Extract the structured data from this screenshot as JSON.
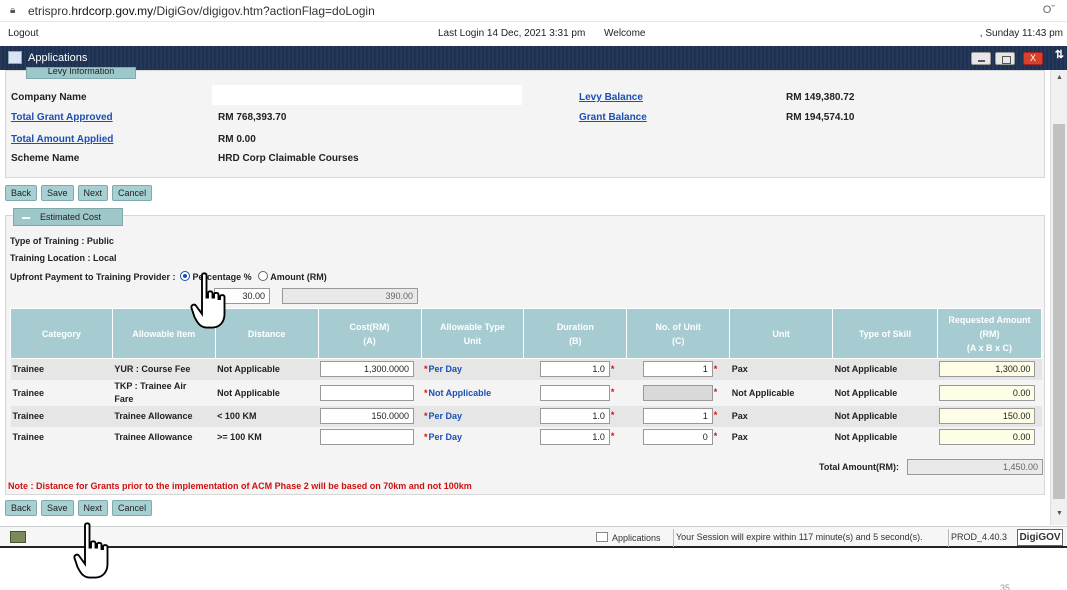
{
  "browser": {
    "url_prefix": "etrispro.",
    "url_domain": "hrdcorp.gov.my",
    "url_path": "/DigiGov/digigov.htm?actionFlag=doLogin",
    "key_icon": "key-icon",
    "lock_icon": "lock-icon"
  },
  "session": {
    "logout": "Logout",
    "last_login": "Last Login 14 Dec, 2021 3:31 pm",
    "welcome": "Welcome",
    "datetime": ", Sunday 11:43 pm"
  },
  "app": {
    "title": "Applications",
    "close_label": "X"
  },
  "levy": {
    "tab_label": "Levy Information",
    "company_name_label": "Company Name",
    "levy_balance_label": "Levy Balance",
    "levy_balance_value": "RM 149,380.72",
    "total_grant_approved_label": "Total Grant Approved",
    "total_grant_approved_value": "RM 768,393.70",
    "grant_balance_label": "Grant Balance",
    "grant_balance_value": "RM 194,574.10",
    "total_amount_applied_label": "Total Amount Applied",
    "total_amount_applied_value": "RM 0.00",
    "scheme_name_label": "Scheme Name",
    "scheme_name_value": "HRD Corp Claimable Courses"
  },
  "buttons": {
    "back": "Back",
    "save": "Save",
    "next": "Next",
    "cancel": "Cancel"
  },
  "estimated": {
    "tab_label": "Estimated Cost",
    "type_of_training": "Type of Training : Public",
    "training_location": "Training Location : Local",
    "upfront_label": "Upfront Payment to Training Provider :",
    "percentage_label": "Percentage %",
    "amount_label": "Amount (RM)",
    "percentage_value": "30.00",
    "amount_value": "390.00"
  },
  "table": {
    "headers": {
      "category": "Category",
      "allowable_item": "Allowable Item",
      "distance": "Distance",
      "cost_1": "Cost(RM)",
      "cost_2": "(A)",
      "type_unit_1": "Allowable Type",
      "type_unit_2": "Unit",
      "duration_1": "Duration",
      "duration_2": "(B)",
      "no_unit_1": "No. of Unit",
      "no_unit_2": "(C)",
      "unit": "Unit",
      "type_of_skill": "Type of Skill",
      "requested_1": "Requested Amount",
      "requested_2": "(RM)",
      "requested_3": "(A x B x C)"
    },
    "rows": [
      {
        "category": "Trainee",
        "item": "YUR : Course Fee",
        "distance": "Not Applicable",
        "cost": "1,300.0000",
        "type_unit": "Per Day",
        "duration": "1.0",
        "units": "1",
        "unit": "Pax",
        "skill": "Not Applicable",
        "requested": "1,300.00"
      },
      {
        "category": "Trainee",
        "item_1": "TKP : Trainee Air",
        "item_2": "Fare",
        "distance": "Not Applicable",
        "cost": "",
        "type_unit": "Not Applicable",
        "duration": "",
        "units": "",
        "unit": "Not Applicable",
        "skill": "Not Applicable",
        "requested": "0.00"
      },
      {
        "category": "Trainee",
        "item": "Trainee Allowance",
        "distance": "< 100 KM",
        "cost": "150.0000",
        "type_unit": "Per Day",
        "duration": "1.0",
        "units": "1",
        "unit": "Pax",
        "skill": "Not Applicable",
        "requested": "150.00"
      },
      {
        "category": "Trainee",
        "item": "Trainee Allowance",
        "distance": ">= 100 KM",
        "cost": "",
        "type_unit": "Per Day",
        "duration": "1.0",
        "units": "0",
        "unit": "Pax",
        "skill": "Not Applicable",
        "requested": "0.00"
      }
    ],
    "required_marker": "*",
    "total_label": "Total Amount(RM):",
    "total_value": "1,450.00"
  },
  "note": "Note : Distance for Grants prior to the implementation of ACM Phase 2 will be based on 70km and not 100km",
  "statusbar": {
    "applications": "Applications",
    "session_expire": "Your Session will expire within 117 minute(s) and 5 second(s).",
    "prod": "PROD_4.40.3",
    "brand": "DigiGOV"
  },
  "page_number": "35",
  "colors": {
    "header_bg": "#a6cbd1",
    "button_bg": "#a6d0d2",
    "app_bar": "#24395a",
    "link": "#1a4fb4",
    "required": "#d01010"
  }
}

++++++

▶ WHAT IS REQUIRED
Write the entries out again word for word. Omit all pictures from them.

▶ OUTPUT
Extract the structured data from this screenshot as JSON.
{
  "browser": {
    "url_prefix": "etrispro.",
    "url_domain": "hrdcorp.gov.my",
    "url_path": "/DigiGov/digigov.htm?actionFlag=doLogin",
    "key_icon": "key-icon",
    "lock_icon": "lock-icon"
  },
  "session": {
    "logout": "Logout",
    "last_login": "Last Login 14 Dec, 2021 3:31 pm",
    "welcome": "Welcome",
    "datetime": ", Sunday 11:43 pm"
  },
  "app": {
    "title": "Applications",
    "close_label": "X"
  },
  "levy": {
    "tab_label": "Levy Information",
    "company_name_label": "Company Name",
    "levy_balance_label": "Levy Balance",
    "levy_balance_value": "RM 149,380.72",
    "total_grant_approved_label": "Total Grant Approved",
    "total_grant_approved_value": "RM 768,393.70",
    "grant_balance_label": "Grant Balance",
    "grant_balance_value": "RM 194,574.10",
    "total_amount_applied_label": "Total Amount Applied",
    "total_amount_applied_value": "RM 0.00",
    "scheme_name_label": "Scheme Name",
    "scheme_name_value": "HRD Corp Claimable Courses"
  },
  "buttons": {
    "back": "Back",
    "save": "Save",
    "next": "Next",
    "cancel": "Cancel"
  },
  "estimated": {
    "tab_label": "Estimated Cost",
    "type_of_training": "Type of Training : Public",
    "training_location": "Training Location : Local",
    "upfront_label": "Upfront Payment to Training Provider :",
    "percentage_label": "Percentage %",
    "amount_label": "Amount (RM)",
    "percentage_value": "30.00",
    "amount_value": "390.00"
  },
  "table": {
    "headers": {
      "category": "Category",
      "allowable_item": "Allowable Item",
      "distance": "Distance",
      "cost_1": "Cost(RM)",
      "cost_2": "(A)",
      "type_unit_1": "Allowable Type",
      "type_unit_2": "Unit",
      "duration_1": "Duration",
      "duration_2": "(B)",
      "no_unit_1": "No. of Unit",
      "no_unit_2": "(C)",
      "unit": "Unit",
      "type_of_skill": "Type of Skill",
      "requested_1": "Requested Amount",
      "requested_2": "(RM)",
      "requested_3": "(A x B x C)"
    },
    "rows": [
      {
        "category": "Trainee",
        "item": "YUR : Course Fee",
        "distance": "Not Applicable",
        "cost": "1,300.0000",
        "type_unit": "Per Day",
        "duration": "1.0",
        "units": "1",
        "unit": "Pax",
        "skill": "Not Applicable",
        "requested": "1,300.00"
      },
      {
        "category": "Trainee",
        "item_1": "TKP : Trainee Air",
        "item_2": "Fare",
        "distance": "Not Applicable",
        "cost": "",
        "type_unit": "Not Applicable",
        "duration": "",
        "units": "",
        "unit": "Not Applicable",
        "skill": "Not Applicable",
        "requested": "0.00"
      },
      {
        "category": "Trainee",
        "item": "Trainee Allowance",
        "distance": "< 100 KM",
        "cost": "150.0000",
        "type_unit": "Per Day",
        "duration": "1.0",
        "units": "1",
        "unit": "Pax",
        "skill": "Not Applicable",
        "requested": "150.00"
      },
      {
        "category": "Trainee",
        "item": "Trainee Allowance",
        "distance": ">= 100 KM",
        "cost": "",
        "type_unit": "Per Day",
        "duration": "1.0",
        "units": "0",
        "unit": "Pax",
        "skill": "Not Applicable",
        "requested": "0.00"
      }
    ],
    "required_marker": "*",
    "total_label": "Total Amount(RM):",
    "total_value": "1,450.00"
  },
  "note": "Note : Distance for Grants prior to the implementation of ACM Phase 2 will be based on 70km and not 100km",
  "statusbar": {
    "applications": "Applications",
    "session_expire": "Your Session will expire within 117 minute(s) and 5 second(s).",
    "prod": "PROD_4.40.3",
    "brand": "DigiGOV"
  },
  "page_number": "35",
  "colors": {
    "header_bg": "#a6cbd1",
    "button_bg": "#a6d0d2",
    "app_bar": "#24395a",
    "link": "#1a4fb4",
    "required": "#d01010"
  }
}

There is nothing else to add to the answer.